An editorial cartoon in a Mogadishu newspaper (one of the daily photocopied sheets that are widely distributed in the capital) portrayed Somalia as an obstinate camel, swatted and clubbed by frustrated warlords as UN and U.S. soldiers rushed toward it with guns at the ready.
ACCORDING to Capt. Johnson of the U.S. forces, many Somali leaders regard the military coalition as just another group to be incorporated into the calculus of interclan relationships.
If they cannot find a way to use the coalition to their own advantage, he said, they will simply wait for the foreign troops to go home. "They could just take their chess pieces off the board until we leave, and then put them back on."
To be sure, the huge expenditure of relief and military funds will almost certainly produce some kind of economic recovery. The International Red Cross, for example, is devoting one-third of its global budget to Somalia.

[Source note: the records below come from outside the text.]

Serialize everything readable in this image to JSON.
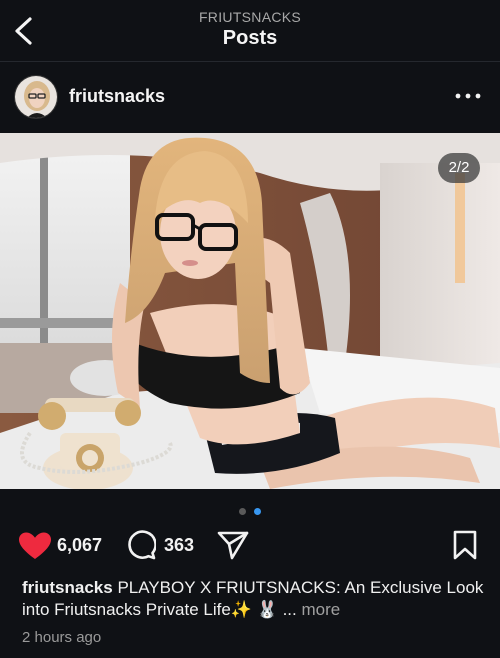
{
  "nav": {
    "account_label": "FRIUTSNACKS",
    "title": "Posts"
  },
  "post": {
    "username": "friutsnacks",
    "image_counter": "2/2",
    "carousel": {
      "count": 2,
      "active_index": 1
    },
    "likes": "6,067",
    "comments": "363",
    "caption_user": "friutsnacks",
    "caption_text": "PLAYBOY X FRIUTSNACKS: An Exclusive Look into Friutsnacks Private Life✨ 🐰 ...",
    "more_label": "more",
    "timestamp": "2 hours ago"
  },
  "colors": {
    "background": "#0f1115",
    "like_red": "#ee2a3f",
    "dot_active": "#3897f0",
    "dot_inactive": "#5a5a5a"
  },
  "icons": [
    "back-chevron-icon",
    "more-dots-icon",
    "heart-filled-icon",
    "comment-bubble-icon",
    "share-paper-plane-icon",
    "bookmark-icon"
  ]
}
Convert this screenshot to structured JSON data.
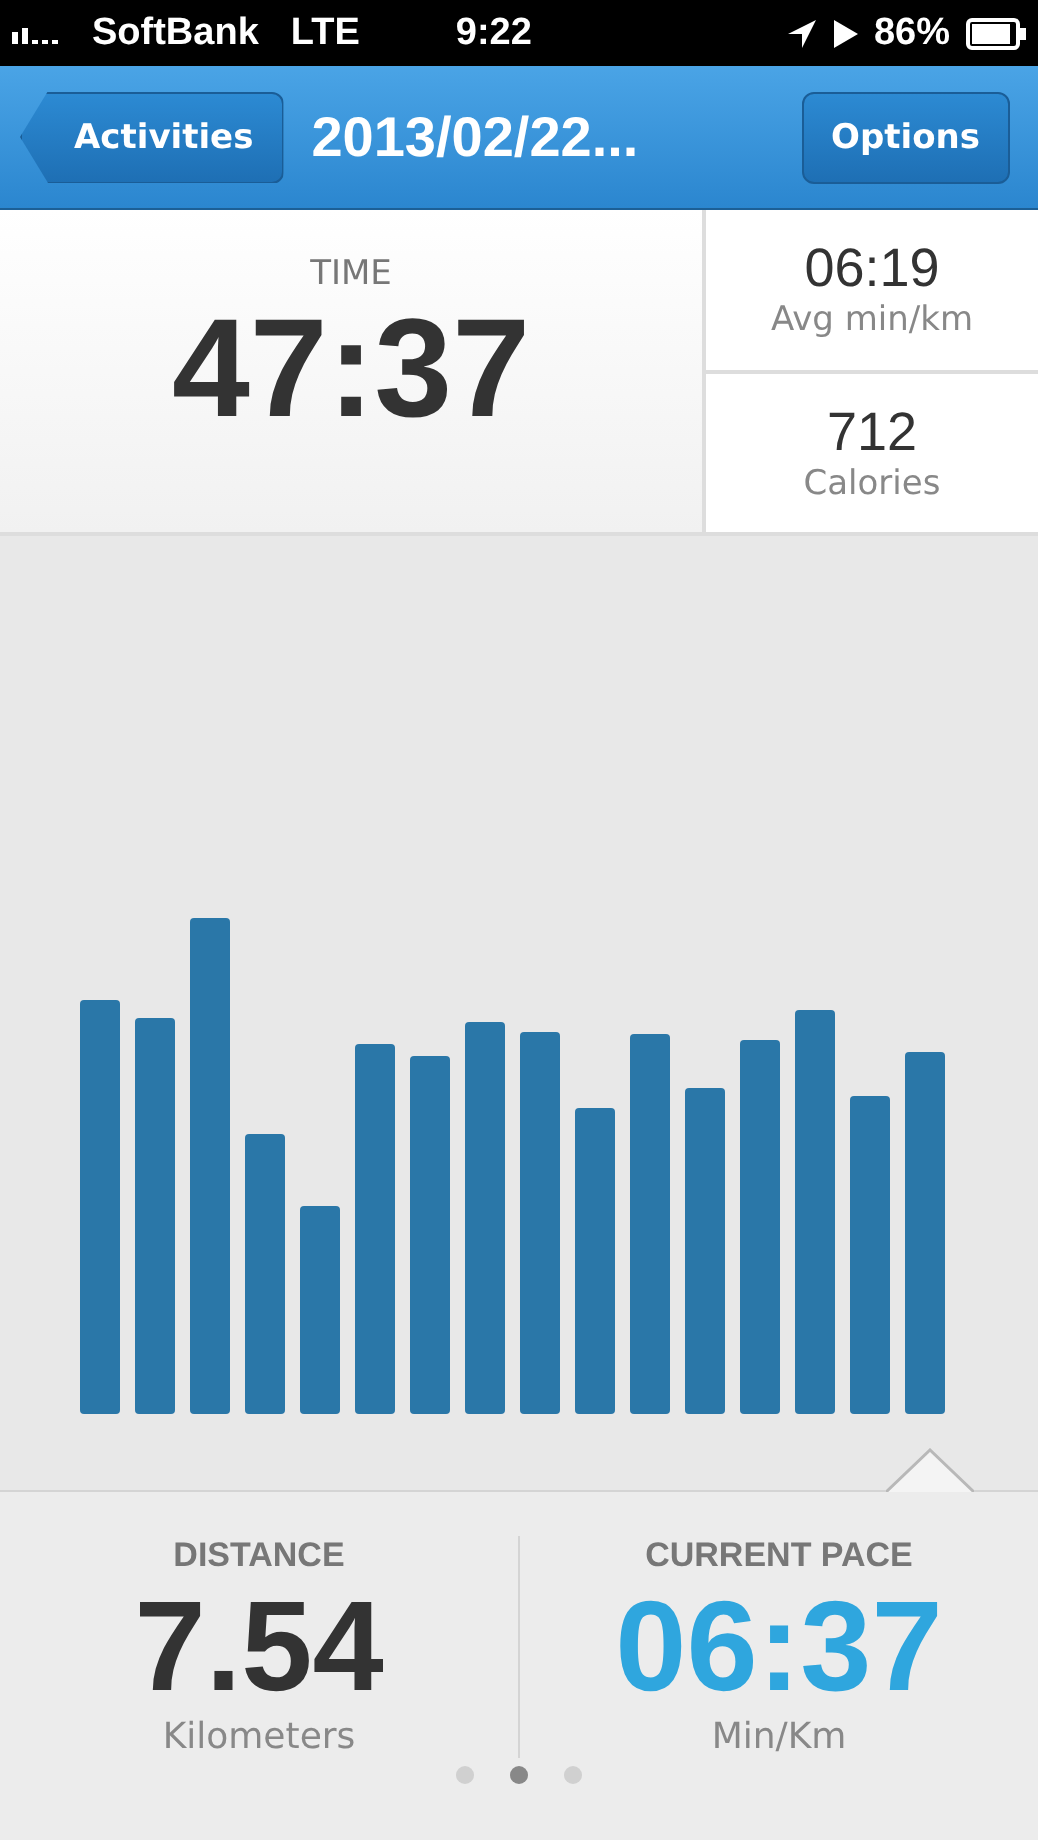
{
  "status_bar": {
    "carrier": "SoftBank",
    "network": "LTE",
    "time": "9:22",
    "battery": "86%"
  },
  "nav_bar": {
    "back_button": "Activities",
    "title": "2013/02/22...",
    "options_button": "Options"
  },
  "summary": {
    "main": {
      "label": "TIME",
      "value": "47:37"
    },
    "side": [
      {
        "value": "06:19",
        "label": "Avg min/km"
      },
      {
        "value": "712",
        "label": "Calories"
      }
    ]
  },
  "chart": {
    "kind": "bars"
  },
  "bottom_panel": {
    "metrics": [
      {
        "label": "DISTANCE",
        "value": "7.54",
        "unit": "Kilometers",
        "highlight": false
      },
      {
        "label": "CURRENT PACE",
        "value": "06:37",
        "unit": "Min/Km",
        "highlight": true
      }
    ],
    "page_indicator": [
      {
        "selected": false
      },
      {
        "selected": true
      },
      {
        "selected": false
      }
    ]
  }
}
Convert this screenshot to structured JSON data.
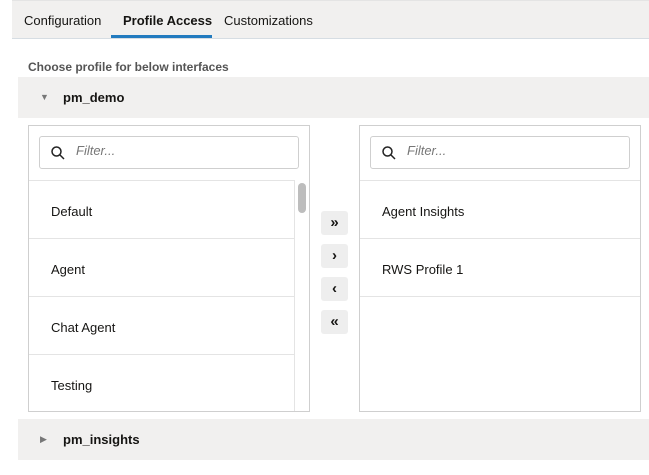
{
  "tabs": [
    {
      "label": "Configuration"
    },
    {
      "label": "Profile Access"
    },
    {
      "label": "Customizations"
    }
  ],
  "section_label": "Choose profile for below interfaces",
  "groups": [
    {
      "title": "pm_demo",
      "expanded": true
    },
    {
      "title": "pm_insights",
      "expanded": false
    }
  ],
  "available": {
    "filter_placeholder": "Filter...",
    "items": [
      "Default",
      "Agent",
      "Chat Agent",
      "Testing"
    ]
  },
  "selected": {
    "filter_placeholder": "Filter...",
    "items": [
      "Agent Insights",
      "RWS Profile 1"
    ]
  },
  "buttons": {
    "move_all_right": "»",
    "move_right": "›",
    "move_left": "‹",
    "move_all_left": "«"
  },
  "colors": {
    "accent": "#227bbf"
  }
}
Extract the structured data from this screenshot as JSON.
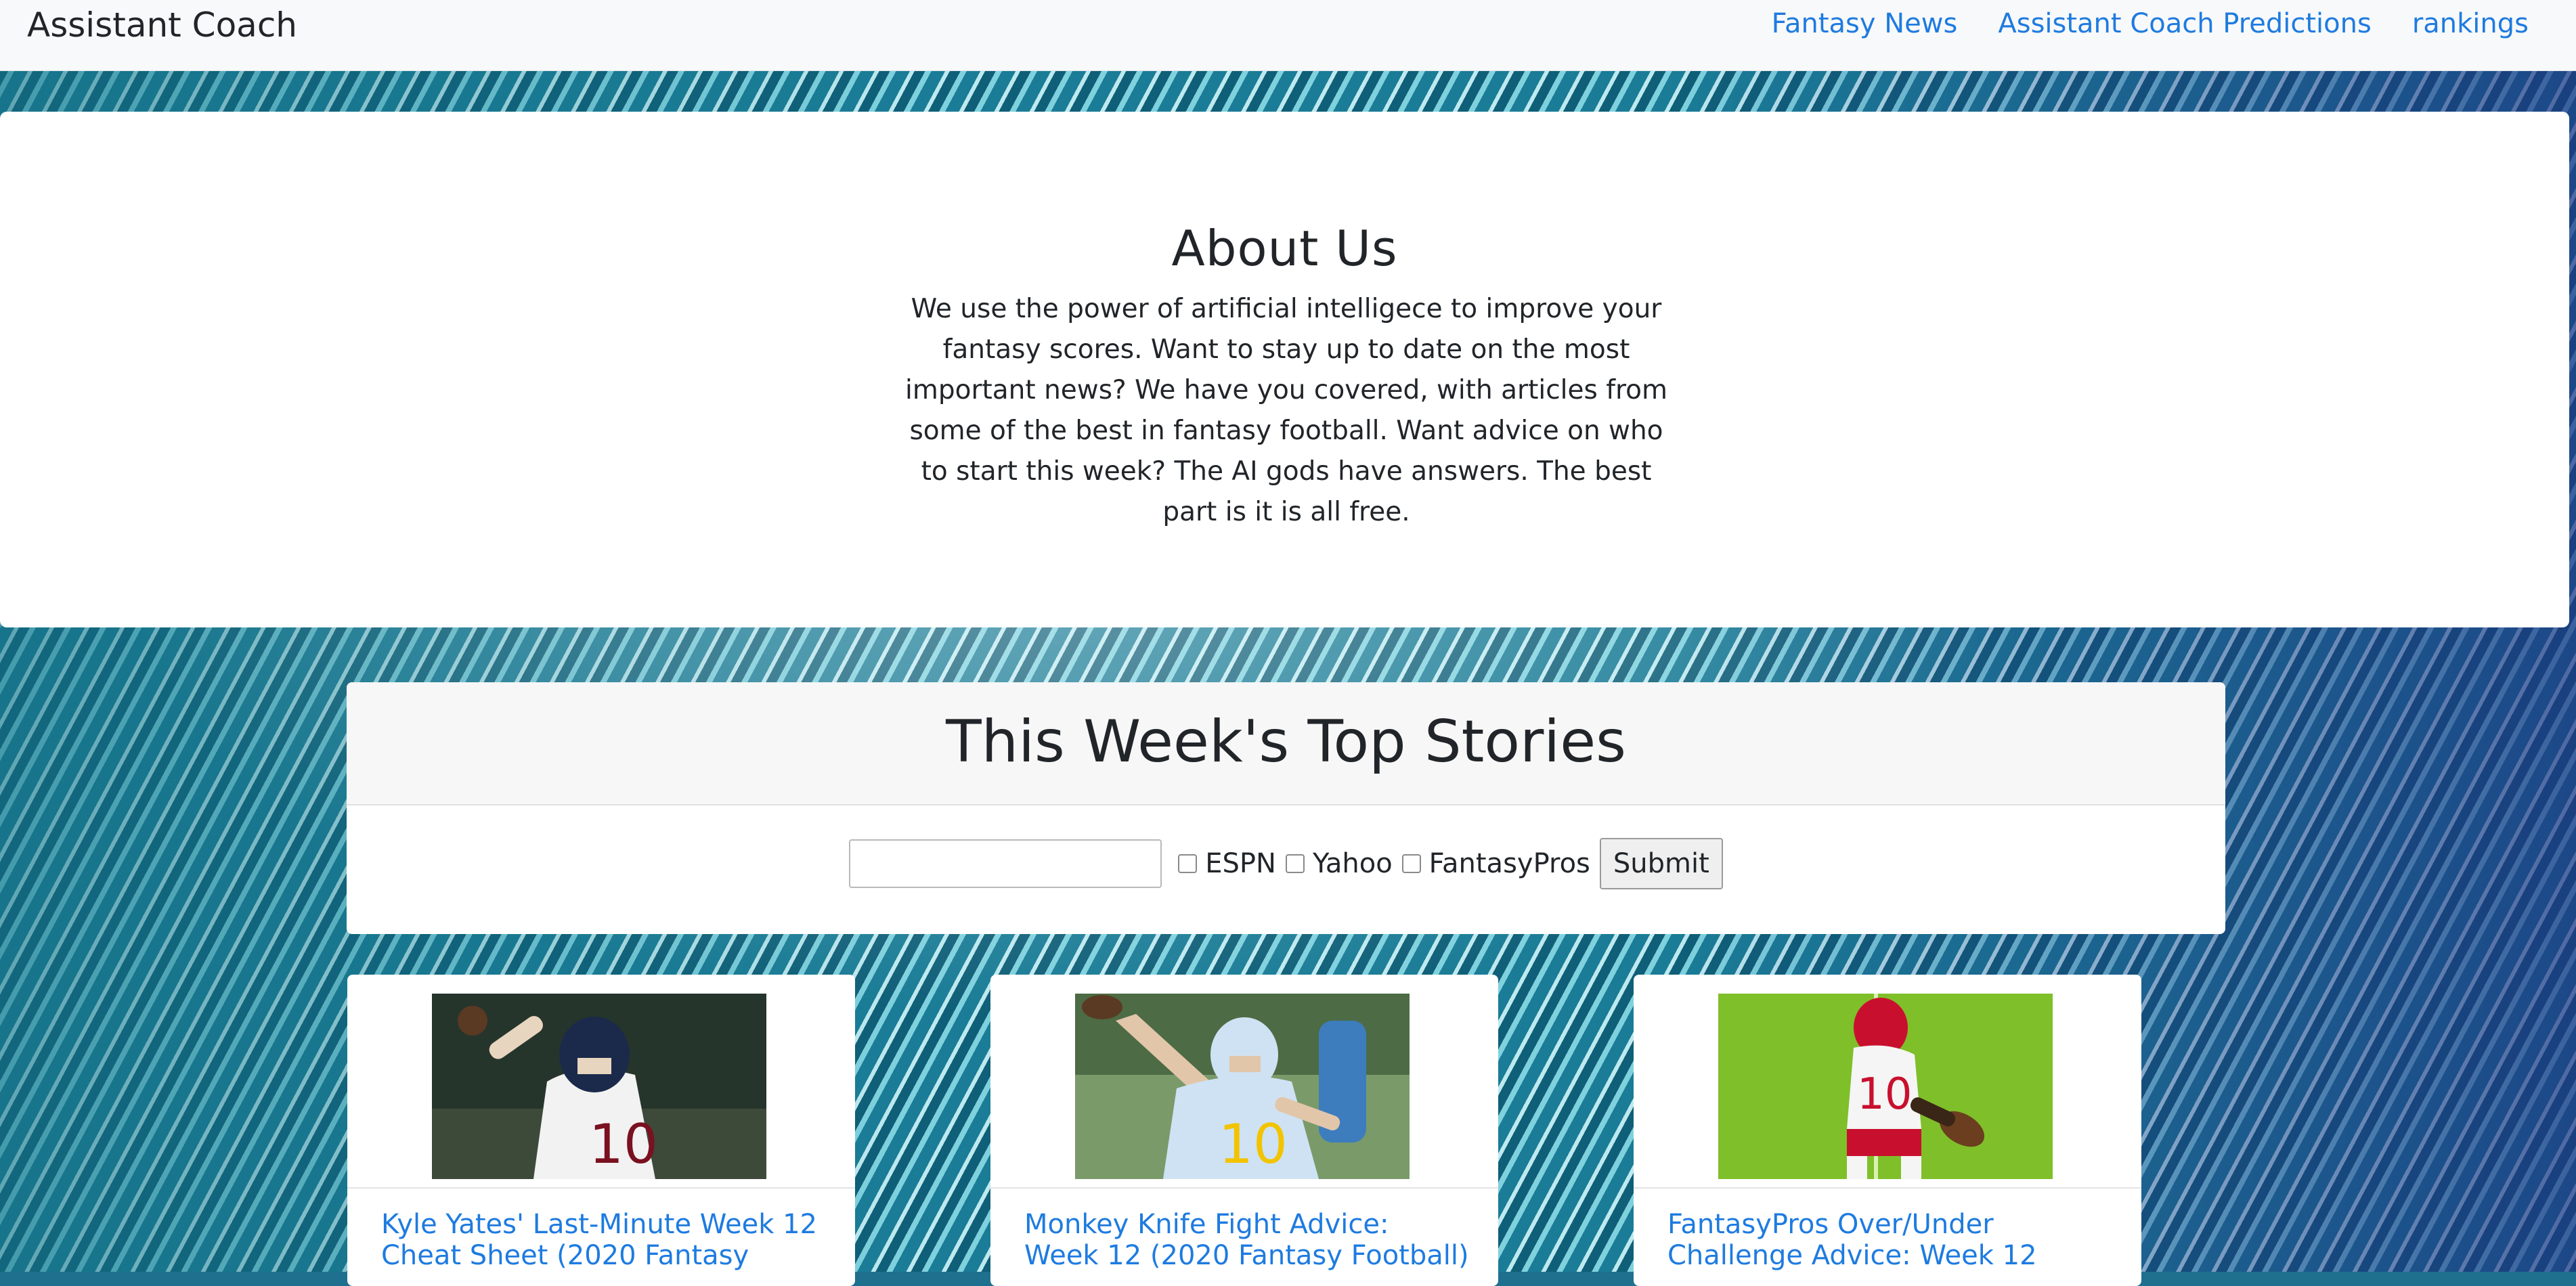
{
  "navbar": {
    "brand": "Assistant Coach",
    "links": [
      "Fantasy News",
      "Assistant Coach Predictions",
      "rankings"
    ]
  },
  "about": {
    "title": "About Us",
    "body": "We use the power of artificial intelligece to improve your fantasy scores. Want to stay up to date on the most important news? We have you covered, with articles from some of the best in fantasy football. Want advice on who to start this week? The AI gods have answers. The best part is it is all free."
  },
  "top_stories": {
    "title": "This Week's Top Stories",
    "search_value": "",
    "sources": [
      "ESPN",
      "Yahoo",
      "FantasyPros"
    ],
    "submit_label": "Submit"
  },
  "articles": [
    {
      "title": "Kyle Yates' Last-Minute Week 12 Cheat Sheet (2020 Fantasy",
      "jersey": "10",
      "colors": {
        "field": "#2b3a2f",
        "jersey": "#f2f2f2",
        "helmet": "#1b2a4a",
        "accent": "#c8102e"
      }
    },
    {
      "title": "Monkey Knife Fight Advice: Week 12 (2020 Fantasy Football)",
      "jersey": "10",
      "colors": {
        "field": "#6a8a5a",
        "jersey": "#cfe2f3",
        "helmet": "#cfe2f3",
        "accent": "#f2c400"
      }
    },
    {
      "title": "FantasyPros Over/Under Challenge Advice: Week 12",
      "jersey": "10",
      "colors": {
        "field": "#7fbf2a",
        "jersey": "#f5f5f5",
        "helmet": "#c8102e",
        "accent": "#c8102e"
      }
    }
  ]
}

But the cost could well be so high as to discourage a similar international rescue mission in the future. A lasting peace, therefore, is likely to depend upon a resolution of the centuries-old feuds between clans - or at least a mechanism to blunt their effects.
ALL IN THE FAMILIES Clan loyalties dominate political, social and economic life in Somalia. Each Somali claims descent from one of a handful of clan patriarchs of antiquity, and many are also members of sub-clans that have asserted themselves over the centuries. Each clan is linked to one of the country's political factions.
THE FACTIONS 1. United Somali Congress (USC). The strongest political group in Mogadishu and central Somalia. Spearheaded the rebellion that toppled dictator Mohammed Siad Barre in 1991. Affiliated with the Hawiye clan, but split into two factions. One is linked to the Habar Gedir subclan, led by General Mohamed Farah Aideed; the other to the Abgal subclan, led by Ali Mahdi Mohamed (nicknamed Diesel). Civil war between the factions in 1991-2 left Mogadishu in ruins. 2. Somali National Front (SNF). Major rival of the USC; based in southern and central Somalia. Affiliated with the Marehan subclan of the Darod clan, to which Gen. Siad Barre belongs. Battles between the USC and the SNF near the towns of Dusamareb and Galcaio are linked to feuding between the Hawiyr and Darod clans, and can be traced to the fighting that toppled Gen. Siad Barre. Leading the SNF is General Mohamed Hashi Ganni. Allies include General Mohammed Siad Hersi Morgan, the son-in-law of Gen. Siad Barre, who is based near the Kenya border. 3. Somali Patriotic Movement. An ally of Gen. Aideed, affiliated with the Ogaden subclan of the Darod clan. A key leader is Colonel Ahmed Omar Jess, based in Kismayu, where battles with Gen. Morgan's faction have been fought. 4. Somali Salvation Democratic Front. A close ally of the SNF. Affiliated with the Majertain subclan of the Darod clan. Headquarters in Galcaio. 5. Somali Democratic Movement. An ally of Gen. Aideed, affiliated with the Rahanwein clan. Based in the agricultural region surrounding Baidoa. 6. Somali Democratic Association, one of the major northwestern factions. Affiliated with the Dir clan. 7. Somali National Movement, another key group in the northwest. Affiliated with the Isaaq clan.
A COUNTRY IN AGONY Population (1988): 6,334,000 Area: 637,000 km, the size of Alberta Population density: 9.9 per km. (Canada: 2.8) Life expectancy at birth: Men: 40.3, Women: 43.5 (Canada: 72.9 and 79.8) Adult literacy (1975): 55% Infant mortality (1985): 152 per 1,000 live births (Canada: 7.9) Per capita income (1986): US$280 (Canada: US $14,1000) Economic activity as proportion of gross domestic product: Agriculture 57.5%; manufacturing 4.8%; transportation 6.5%; trade 9.2%; government and defence 6.5% SOURCE: Britannica World Data
© All material copyright Thomson Canada Limited or its licensors. All rights reserved.